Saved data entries
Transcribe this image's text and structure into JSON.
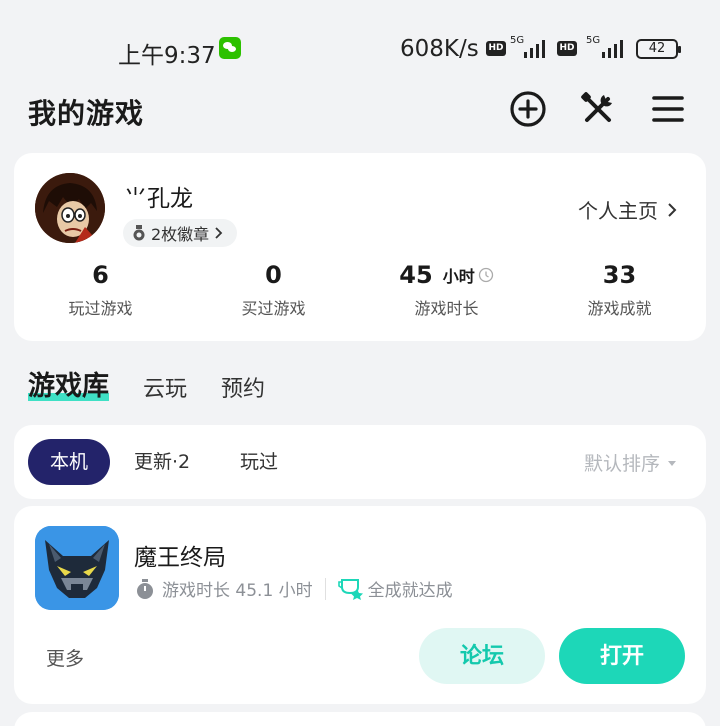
{
  "status_bar": {
    "time": "上午9:37",
    "net_speed": "608K/s",
    "hd_label": "HD",
    "fiveg_label": "5G",
    "battery": "42"
  },
  "header": {
    "title": "我的游戏",
    "icons": [
      "add-circle-icon",
      "tools-icon",
      "menu-icon"
    ]
  },
  "profile": {
    "username": "⺌孔龙",
    "badge_text": "2枚徽章",
    "home_link": "个人主页",
    "stats": [
      {
        "value": "6",
        "unit": "",
        "label": "玩过游戏"
      },
      {
        "value": "0",
        "unit": "",
        "label": "买过游戏"
      },
      {
        "value": "45",
        "unit": "小时",
        "label": "游戏时长"
      },
      {
        "value": "33",
        "unit": "",
        "label": "游戏成就"
      }
    ]
  },
  "tabs": [
    {
      "label": "游戏库",
      "active": true
    },
    {
      "label": "云玩",
      "active": false
    },
    {
      "label": "预约",
      "active": false
    }
  ],
  "filters": {
    "chips": [
      "本机",
      "更新·2",
      "玩过"
    ],
    "active": "本机",
    "sort_label": "默认排序"
  },
  "game": {
    "title": "魔王终局",
    "playtime": "游戏时长 45.1 小时",
    "achievement": "全成就达成",
    "more_label": "更多",
    "forum_label": "论坛",
    "open_label": "打开"
  },
  "colors": {
    "accent": "#1dd7b8",
    "chip_active": "#23236a",
    "forum_bg": "#e0f7f3"
  }
}
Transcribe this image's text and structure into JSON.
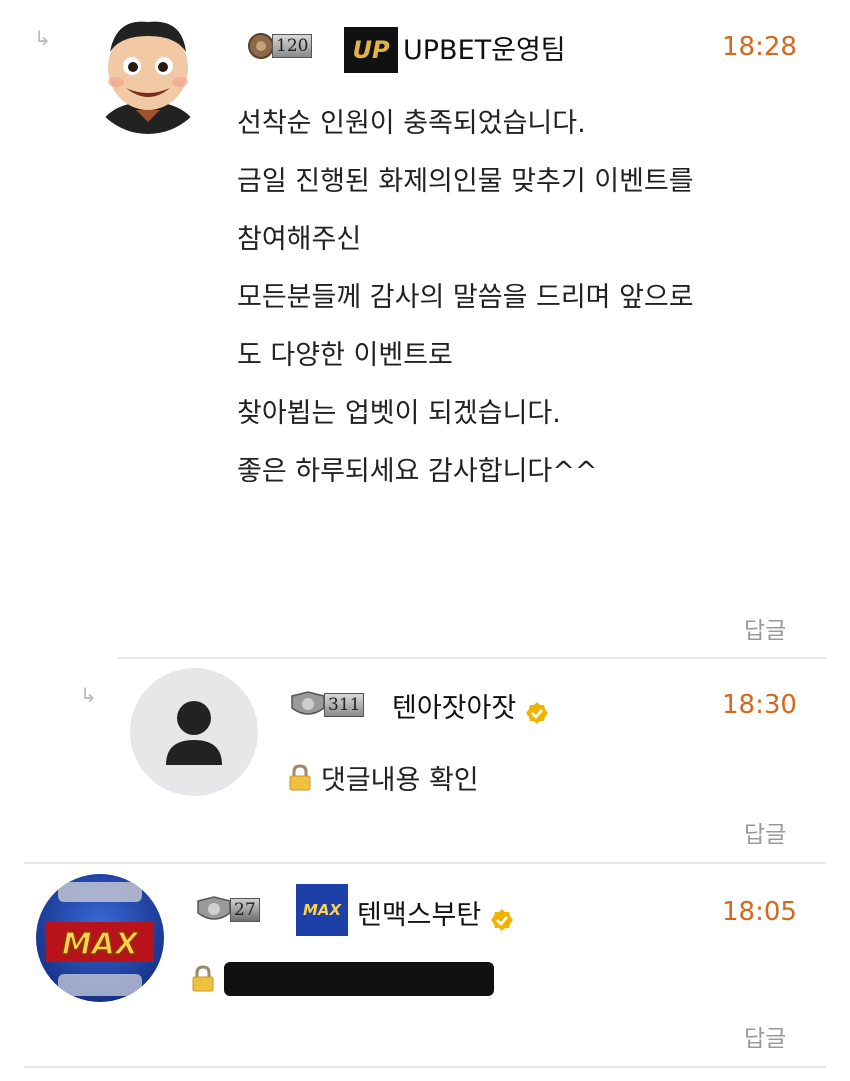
{
  "comments": [
    {
      "level": "120",
      "author": "UPBET운영팀",
      "time": "18:28",
      "lines": [
        "선착순 인원이 충족되었습니다.",
        "",
        "금일 진행된 화제의인물 맞추기 이벤트를",
        "참여해주신",
        "모든분들께 감사의 말씀을 드리며 앞으로",
        "도 다양한 이벤트로",
        "찾아뵙는 업벳이 되겠습니다.",
        "",
        "좋은 하루되세요 감사합니다^^"
      ],
      "reply_label": "답글",
      "emblem_text": "UP"
    },
    {
      "level": "311",
      "author": "텐아잣아잣",
      "time": "18:30",
      "body": "댓글내용 확인",
      "reply_label": "답글"
    },
    {
      "level": "27",
      "author": "텐맥스부탄",
      "time": "18:05",
      "reply_label": "답글",
      "avatar_text": "MAX",
      "emblem_text": "MAX"
    }
  ],
  "colors": {
    "time": "#d2691e",
    "verified": "#f0b400",
    "divider": "#e6e6e6"
  }
}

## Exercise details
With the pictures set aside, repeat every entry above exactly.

## Reply
Transcribe this image's text and structure into JSON.
{
  "status_bar": {
    "time": "上午9:37",
    "net_speed": "608K/s",
    "hd_label": "HD",
    "fiveg_label": "5G",
    "battery": "42"
  },
  "header": {
    "title": "我的游戏",
    "icons": [
      "add-circle-icon",
      "tools-icon",
      "menu-icon"
    ]
  },
  "profile": {
    "username": "⺌孔龙",
    "badge_text": "2枚徽章",
    "home_link": "个人主页",
    "stats": [
      {
        "value": "6",
        "unit": "",
        "label": "玩过游戏"
      },
      {
        "value": "0",
        "unit": "",
        "label": "买过游戏"
      },
      {
        "value": "45",
        "unit": "小时",
        "label": "游戏时长"
      },
      {
        "value": "33",
        "unit": "",
        "label": "游戏成就"
      }
    ]
  },
  "tabs": [
    {
      "label": "游戏库",
      "active": true
    },
    {
      "label": "云玩",
      "active": false
    },
    {
      "label": "预约",
      "active": false
    }
  ],
  "filters": {
    "chips": [
      "本机",
      "更新·2",
      "玩过"
    ],
    "active": "本机",
    "sort_label": "默认排序"
  },
  "game": {
    "title": "魔王终局",
    "playtime": "游戏时长 45.1 小时",
    "achievement": "全成就达成",
    "more_label": "更多",
    "forum_label": "论坛",
    "open_label": "打开"
  },
  "colors": {
    "accent": "#1dd7b8",
    "chip_active": "#23236a",
    "forum_bg": "#e0f7f3"
  }
}
Transcribe this image's text and structure into JSON.
{
  "comments": [
    {
      "level": "120",
      "author": "UPBET운영팀",
      "time": "18:28",
      "lines": [
        "선착순 인원이 충족되었습니다.",
        "",
        "금일 진행된 화제의인물 맞추기 이벤트를",
        "참여해주신",
        "모든분들께 감사의 말씀을 드리며 앞으로",
        "도 다양한 이벤트로",
        "찾아뵙는 업벳이 되겠습니다.",
        "",
        "좋은 하루되세요 감사합니다^^"
      ],
      "reply_label": "답글",
      "emblem_text": "UP"
    },
    {
      "level": "311",
      "author": "텐아잣아잣",
      "time": "18:30",
      "body": "댓글내용 확인",
      "reply_label": "답글"
    },
    {
      "level": "27",
      "author": "텐맥스부탄",
      "time": "18:05",
      "reply_label": "답글",
      "avatar_text": "MAX",
      "emblem_text": "MAX"
    }
  ],
  "colors": {
    "time": "#d2691e",
    "verified": "#f0b400",
    "divider": "#e6e6e6"
  }
}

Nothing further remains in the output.